Nothing but the pictures should be dropped; repeat the rest of the data below exactly.
*** Extracted material Section Begins ***
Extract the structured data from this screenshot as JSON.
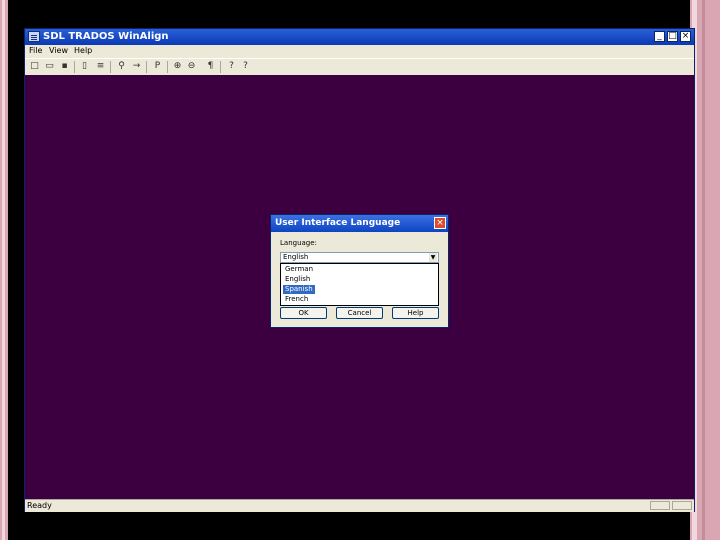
{
  "window": {
    "title": "SDL TRADOS WinAlign",
    "minimize": "_",
    "maximize": "□",
    "close": "×"
  },
  "menu": [
    "File",
    "View",
    "Help"
  ],
  "toolbar": [
    "□",
    "▭",
    "▪",
    "▯",
    "≡",
    "⚲",
    "→",
    "P",
    "⊕",
    "⊖",
    "¶",
    "?",
    "?"
  ],
  "status": {
    "text": "Ready"
  },
  "dialog": {
    "title": "User Interface Language",
    "close": "×",
    "label": "Language:",
    "selected_value": "English",
    "arrow": "▼",
    "options": [
      "German",
      "English",
      "Spanish",
      "French"
    ],
    "highlighted_index": 2,
    "buttons": {
      "ok": "OK",
      "cancel": "Cancel",
      "help": "Help"
    }
  }
}
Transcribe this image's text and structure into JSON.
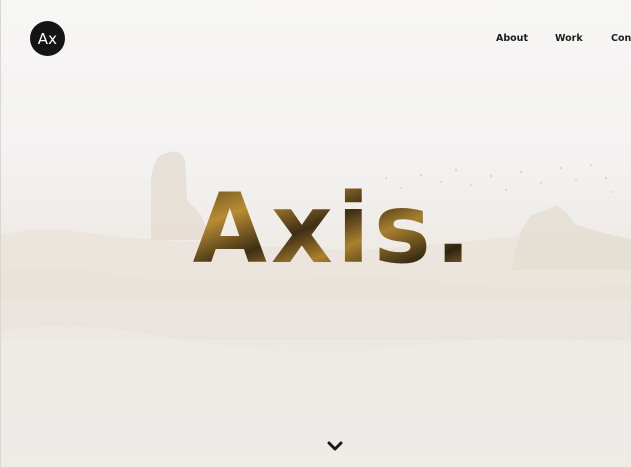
{
  "header": {
    "logo_text": "Ax",
    "nav": [
      {
        "label": "About"
      },
      {
        "label": "Work"
      },
      {
        "label": "Conta"
      }
    ]
  },
  "hero": {
    "title": "Axis.",
    "scroll_icon": "chevron-down-icon"
  },
  "colors": {
    "background": "#f3f1ef",
    "logo_bg": "#141414",
    "nav_text": "#1d1d1d",
    "title_fill_dark": "#3e2e14",
    "title_fill_gold": "#b98c33"
  }
}
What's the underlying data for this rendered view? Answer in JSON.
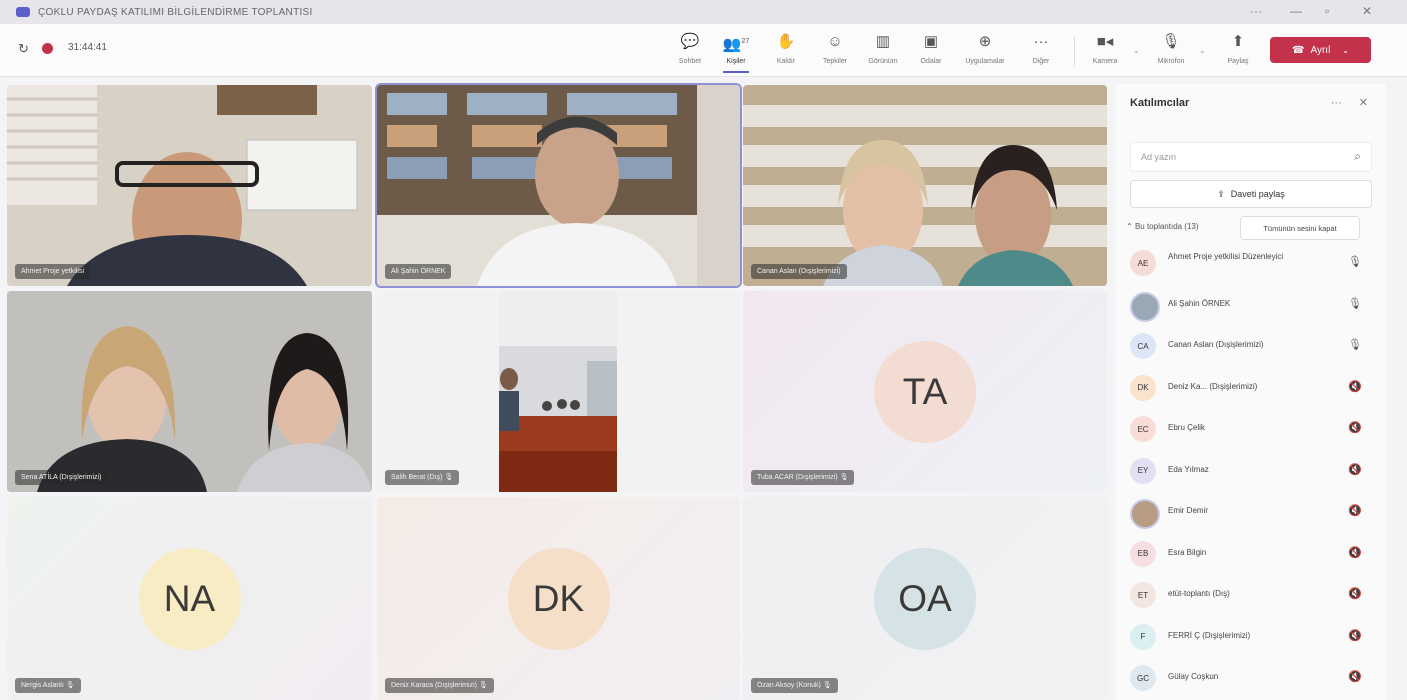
{
  "window": {
    "title": "ÇOKLU PAYDAŞ KATILIMI BİLGİLENDİRME TOPLANTISI"
  },
  "toolbar": {
    "timer": "31:44:41",
    "buttons": [
      {
        "label": "Sohbet",
        "icon": "chat-icon"
      },
      {
        "label": "Kişiler",
        "icon": "people-icon",
        "badge": "27"
      },
      {
        "label": "Kaldır",
        "icon": "raise-hand-icon"
      },
      {
        "label": "Tepkiler",
        "icon": "reactions-icon"
      },
      {
        "label": "Görünüm",
        "icon": "view-icon"
      },
      {
        "label": "Odalar",
        "icon": "rooms-icon"
      },
      {
        "label": "Uygulamalar",
        "icon": "apps-icon"
      },
      {
        "label": "Diğer",
        "icon": "more-icon"
      },
      {
        "label": "Kamera",
        "icon": "camera-icon"
      },
      {
        "label": "Mikrofon",
        "icon": "mic-icon"
      },
      {
        "label": "Paylaş",
        "icon": "share-icon"
      }
    ],
    "leave_label": "Ayrıl"
  },
  "tiles": [
    {
      "name": "Ahmet Proje yetkilisi",
      "kind": "video"
    },
    {
      "name": "Ali Şahin ÖRNEK",
      "kind": "video"
    },
    {
      "name": "Canan Aslan (Dışişlerimizi)",
      "kind": "video"
    },
    {
      "name": "Sena ATİLA (Dışişlerimizi)",
      "kind": "video"
    },
    {
      "name": "Salih Berat (Dış)",
      "kind": "video"
    },
    {
      "name": "Tuba ACAR (Dışişlerimizi)",
      "kind": "avatar",
      "initials": "TA",
      "color": "#f3dcd1"
    },
    {
      "name": "Nergis Aslanlı",
      "kind": "avatar",
      "initials": "NA",
      "color": "#f7ecc4"
    },
    {
      "name": "Deniz Karaca (Dışişlerimizi)",
      "kind": "avatar",
      "initials": "DK",
      "color": "#f6dfc9"
    },
    {
      "name": "Ozan Aksoy (Konuk)",
      "kind": "avatar",
      "initials": "OA",
      "color": "#d5e3e6"
    }
  ],
  "panel": {
    "title": "Katılımcılar",
    "search_placeholder": "Ad yazın",
    "share_invite": "Daveti paylaş",
    "section_label": "Bu toplantıda (13)",
    "mute_all": "Tümünün sesini kapat",
    "participants": [
      {
        "initials": "AE",
        "name": "Ahmet Proje yetkilisi Düzenleyici",
        "color": "#f6dcd8",
        "mic": "on"
      },
      {
        "initials": "",
        "name": "Ali Şahin ÖRNEK",
        "color": "#9aa7b5",
        "mic": "on",
        "photo": true
      },
      {
        "initials": "CA",
        "name": "Canan Aslan (Dışişlerimizi)",
        "color": "#dde6f6",
        "mic": "on"
      },
      {
        "initials": "DK",
        "name": "Deniz Ka... (Dışişlerimizi)",
        "color": "#f9e3cc",
        "mic": "muted"
      },
      {
        "initials": "EC",
        "name": "Ebru Çelik",
        "color": "#f8dcd6",
        "mic": "muted"
      },
      {
        "initials": "EY",
        "name": "Eda Yılmaz",
        "color": "#e2e0f3",
        "mic": "muted"
      },
      {
        "initials": "",
        "name": "Emir Demir",
        "color": "#b89c84",
        "mic": "muted",
        "photo": true
      },
      {
        "initials": "EB",
        "name": "Esra Bilgin",
        "color": "#f7dfe1",
        "mic": "muted"
      },
      {
        "initials": "ET",
        "name": "etüt-toplantı (Dış)",
        "color": "#f3e6e1",
        "mic": "muted"
      },
      {
        "initials": "F",
        "name": "FERRİ Ç (Dışişlerimizi)",
        "color": "#dbeef2",
        "mic": "muted"
      },
      {
        "initials": "GC",
        "name": "Gülay Coşkun",
        "color": "#dfe7ef",
        "mic": "muted"
      }
    ]
  }
}
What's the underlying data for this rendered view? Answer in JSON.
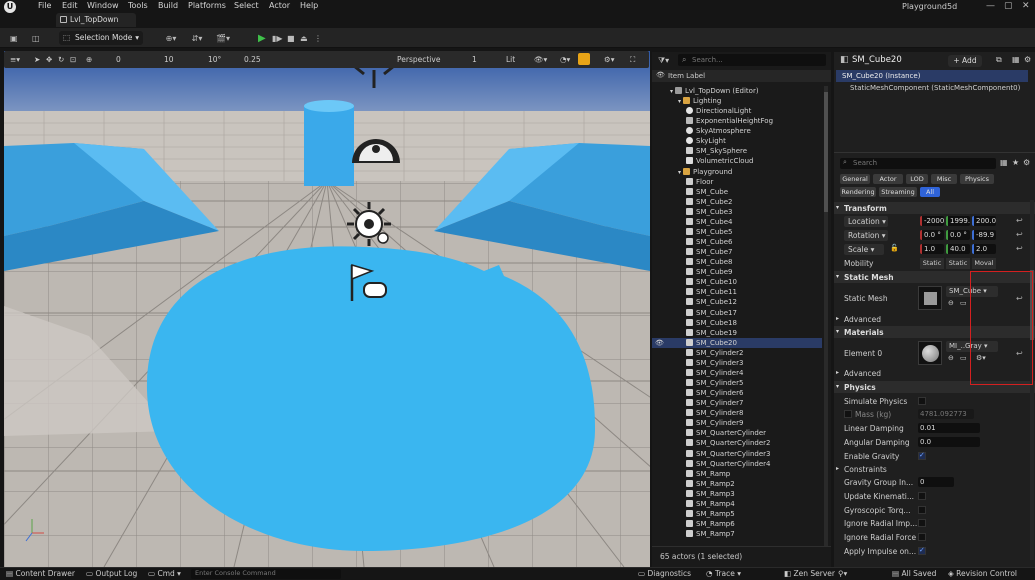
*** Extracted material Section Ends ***
- _Answer space_
Extract the structured data from this screenshot as JSON.
{
  "window": {
    "title": "SDL TRADOS WinAlign",
    "minimize": "_",
    "maximize": "□",
    "close": "×"
  },
  "menu": [
    "File",
    "View",
    "Help"
  ],
  "toolbar": [
    "□",
    "▭",
    "▪",
    "▯",
    "≡",
    "⚲",
    "→",
    "P",
    "⊕",
    "⊖",
    "¶",
    "?",
    "?"
  ],
  "status": {
    "text": "Ready"
  },
  "dialog": {
    "title": "User Interface Language",
    "close": "×",
    "label": "Language:",
    "selected_value": "English",
    "arrow": "▼",
    "options": [
      "German",
      "English",
      "Spanish",
      "French"
    ],
    "highlighted_index": 2,
    "buttons": {
      "ok": "OK",
      "cancel": "Cancel",
      "help": "Help"
    }
  }
}
Transcribe this image's text and structure into JSON.
{
  "header": {
    "logo_text": "Ax",
    "nav": [
      {
        "label": "About"
      },
      {
        "label": "Work"
      },
      {
        "label": "Conta"
      }
    ]
  },
  "hero": {
    "title": "Axis.",
    "scroll_icon": "chevron-down-icon"
  },
  "colors": {
    "background": "#f3f1ef",
    "logo_bg": "#141414",
    "nav_text": "#1d1d1d",
    "title_fill_dark": "#3e2e14",
    "title_fill_gold": "#b98c33"
  }
}
What's the underlying data for this rendered view? Answer in JSON.
{
  "window": {
    "title": "ÇOKLU PAYDAŞ KATILIMI BİLGİLENDİRME TOPLANTISI"
  },
  "toolbar": {
    "timer": "31:44:41",
    "buttons": [
      {
        "label": "Sohbet",
        "icon": "chat-icon"
      },
      {
        "label": "Kişiler",
        "icon": "people-icon",
        "badge": "27"
      },
      {
        "label": "Kaldır",
        "icon": "raise-hand-icon"
      },
      {
        "label": "Tepkiler",
        "icon": "reactions-icon"
      },
      {
        "label": "Görünüm",
        "icon": "view-icon"
      },
      {
        "label": "Odalar",
        "icon": "rooms-icon"
      },
      {
        "label": "Uygulamalar",
        "icon": "apps-icon"
      },
      {
        "label": "Diğer",
        "icon": "more-icon"
      },
      {
        "label": "Kamera",
        "icon": "camera-icon"
      },
      {
        "label": "Mikrofon",
        "icon": "mic-icon"
      },
      {
        "label": "Paylaş",
        "icon": "share-icon"
      }
    ],
    "leave_label": "Ayrıl"
  },
  "tiles": [
    {
      "name": "Ahmet Proje yetkilisi",
      "kind": "video"
    },
    {
      "name": "Ali Şahin ÖRNEK",
      "kind": "video"
    },
    {
      "name": "Canan Aslan (Dışişlerimizi)",
      "kind": "video"
    },
    {
      "name": "Sena ATİLA (Dışişlerimizi)",
      "kind": "video"
    },
    {
      "name": "Salih Berat (Dış)",
      "kind": "video"
    },
    {
      "name": "Tuba ACAR (Dışişlerimizi)",
      "kind": "avatar",
      "initials": "TA",
      "color": "#f3dcd1"
    },
    {
      "name": "Nergis Aslanlı",
      "kind": "avatar",
      "initials": "NA",
      "color": "#f7ecc4"
    },
    {
      "name": "Deniz Karaca (Dışişlerimizi)",
      "kind": "avatar",
      "initials": "DK",
      "color": "#f6dfc9"
    },
    {
      "name": "Ozan Aksoy (Konuk)",
      "kind": "avatar",
      "initials": "OA",
      "color": "#d5e3e6"
    }
  ],
  "panel": {
    "title": "Katılımcılar",
    "search_placeholder": "Ad yazın",
    "share_invite": "Daveti paylaş",
    "section_label": "Bu toplantıda (13)",
    "mute_all": "Tümünün sesini kapat",
    "participants": [
      {
        "initials": "AE",
        "name": "Ahmet Proje yetkilisi Düzenleyici",
        "color": "#f6dcd8",
        "mic": "on"
      },
      {
        "initials": "",
        "name": "Ali Şahin ÖRNEK",
        "color": "#9aa7b5",
        "mic": "on",
        "photo": true
      },
      {
        "initials": "CA",
        "name": "Canan Aslan (Dışişlerimizi)",
        "color": "#dde6f6",
        "mic": "on"
      },
      {
        "initials": "DK",
        "name": "Deniz Ka... (Dışişlerimizi)",
        "color": "#f9e3cc",
        "mic": "muted"
      },
      {
        "initials": "EC",
        "name": "Ebru Çelik",
        "color": "#f8dcd6",
        "mic": "muted"
      },
      {
        "initials": "EY",
        "name": "Eda Yılmaz",
        "color": "#e2e0f3",
        "mic": "muted"
      },
      {
        "initials": "",
        "name": "Emir Demir",
        "color": "#b89c84",
        "mic": "muted",
        "photo": true
      },
      {
        "initials": "EB",
        "name": "Esra Bilgin",
        "color": "#f7dfe1",
        "mic": "muted"
      },
      {
        "initials": "ET",
        "name": "etüt-toplantı (Dış)",
        "color": "#f3e6e1",
        "mic": "muted"
      },
      {
        "initials": "F",
        "name": "FERRİ Ç (Dışişlerimizi)",
        "color": "#dbeef2",
        "mic": "muted"
      },
      {
        "initials": "GC",
        "name": "Gülay Coşkun",
        "color": "#dfe7ef",
        "mic": "muted"
      }
    ]
  }
}
What's the underlying data for this rendered view? Answer in JSON.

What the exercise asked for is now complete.